Thus, when John Major reformed his Cabinet and put Mr Waldegrave and Robert Jackson (Fellow of All Souls 1968- 86) into the department administering the Citizens' Charter, there was much hilarity. Here was a PM, without a university education, putting two Fellows of All Souls in charge of motorway cones.

But some of the brightest parliamentarians have proved some of the biggest political disappointments, including Enoch Powell and Lord Joseph.

Labour has had greater success with its academics. Lord Wilson proved a formidable election winner and his Cabinets were graced by politicians of the calibre of Lord Jenkins and Lord Healey. But recently, Labour's economic spokesmen, Lord Desai, Professor of Economics at the London School of Economics, fell into the Waldegrave trap by speaking his mind, and arguing that all Vat zero-rating should be removed. He was sacked.

Sir Robert Rhodes James, former Conservative MP for Cambridge, said: 'Sadly very few people of academic or intellectual stature want to go into Parliament. It is partly because they are not encouraged to do so by local party associations.

'I was the only MP out of 651 who was a university professor. The standard of debate on matters like higher education was much lower in the Commons than in the Lords, which was stuffed with vice-chancellors. I would rather have more 'academics' going into the Commons, although the fashion is now against them.'

If they get to Westminster many academics, by their own confession, find it difficult to operate. According to the former education minister, Robert Jackson, academia does 'teach one to look at a question seriously and try to analyse it in an intellectual fashion.

'When I was in office I was always biting my lip or doing the same thing that William is doing - making gaffes.'

A friend of Mr Waldegrave argued: 'William does engage people in debate and discussions and if a question is asked he will think it through and give an answer. To an extent, as a politician, you should not get sucked in. The same ability to think things through at the dispatch box brings a sense of the tutorial, rather than a political presentation. That does not go down too well'.

Nor does Mr Waldegrave like dissembling.
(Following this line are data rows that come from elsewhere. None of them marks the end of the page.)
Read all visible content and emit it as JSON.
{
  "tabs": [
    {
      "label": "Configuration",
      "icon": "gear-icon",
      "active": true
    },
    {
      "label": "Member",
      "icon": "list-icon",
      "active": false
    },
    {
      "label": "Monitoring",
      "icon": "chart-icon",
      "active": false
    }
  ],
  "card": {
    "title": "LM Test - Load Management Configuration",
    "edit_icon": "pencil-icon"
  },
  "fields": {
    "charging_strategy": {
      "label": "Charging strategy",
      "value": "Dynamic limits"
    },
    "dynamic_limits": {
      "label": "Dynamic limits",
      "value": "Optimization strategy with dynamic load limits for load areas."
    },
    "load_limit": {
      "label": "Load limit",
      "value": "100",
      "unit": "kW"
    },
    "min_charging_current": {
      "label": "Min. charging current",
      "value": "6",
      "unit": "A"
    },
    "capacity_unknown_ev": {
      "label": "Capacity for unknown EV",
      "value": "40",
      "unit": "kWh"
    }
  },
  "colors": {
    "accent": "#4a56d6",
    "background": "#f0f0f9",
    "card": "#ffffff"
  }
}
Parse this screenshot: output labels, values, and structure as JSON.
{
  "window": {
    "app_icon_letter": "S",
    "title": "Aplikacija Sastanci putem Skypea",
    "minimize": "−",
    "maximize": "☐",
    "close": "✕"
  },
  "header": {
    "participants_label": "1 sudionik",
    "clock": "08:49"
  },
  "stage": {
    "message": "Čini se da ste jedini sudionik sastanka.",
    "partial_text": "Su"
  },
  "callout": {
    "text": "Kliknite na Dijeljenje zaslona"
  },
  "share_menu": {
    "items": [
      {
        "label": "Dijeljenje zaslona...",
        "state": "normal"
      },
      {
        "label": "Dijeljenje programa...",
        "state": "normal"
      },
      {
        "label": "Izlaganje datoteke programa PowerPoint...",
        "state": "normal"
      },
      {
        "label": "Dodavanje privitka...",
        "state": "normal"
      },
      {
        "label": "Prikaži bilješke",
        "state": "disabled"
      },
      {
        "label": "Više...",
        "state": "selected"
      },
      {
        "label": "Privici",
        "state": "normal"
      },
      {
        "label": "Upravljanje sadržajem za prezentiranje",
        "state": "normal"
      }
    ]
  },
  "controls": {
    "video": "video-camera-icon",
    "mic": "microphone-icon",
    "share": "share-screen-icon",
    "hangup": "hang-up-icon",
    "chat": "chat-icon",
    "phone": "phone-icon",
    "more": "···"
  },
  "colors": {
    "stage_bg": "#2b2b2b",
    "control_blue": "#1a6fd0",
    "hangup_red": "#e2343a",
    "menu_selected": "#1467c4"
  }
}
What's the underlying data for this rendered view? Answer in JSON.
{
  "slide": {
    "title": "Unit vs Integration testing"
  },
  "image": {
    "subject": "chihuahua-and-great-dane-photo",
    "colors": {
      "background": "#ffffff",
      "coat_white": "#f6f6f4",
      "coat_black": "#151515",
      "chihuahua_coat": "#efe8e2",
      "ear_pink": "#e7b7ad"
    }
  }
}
On two occasions this has got him into trouble; once on the eve of the Gulf war when he failed to conceal his worries about the fate of British hostages, and once in the election when he was asked a blunt question about Conservative involvement in the 'Jennifer's Ear' saga.

Things are made difficult for the academic by the media, which Mr Jackson blames for the tabloidisation of politics.

'To have open government you need mature media,' he said. 'It is more difficult for people to discuss complex issues than it used to be because of the destructive power of the tabloids. The TV sound bite also makes it impossible to communicate complex arguments. It is all black and white, cut and dried, yaa-boo.'

But Mr Waldegrave's gaffe cannot be divorced from a context created by the Government. He crystallised public dismay at the allegations of sleaze, malpractice and broken Tory pledges on taxation.

George Walden, an ex-minister and alumnus of the universities of Cambridge, Moscow and Harvard, argues the malaise is rooted in the Eighties, when Conservatives refused to tell people the truth about the welfare state, taxation, the economy or universal benefits. There is, he adds 'a much higher level of myth than is healthy so that there is a high level of disaffection. Into this gas-filled room steps William with a match to illuminate it - and up it goes.'

(Photograph omitted)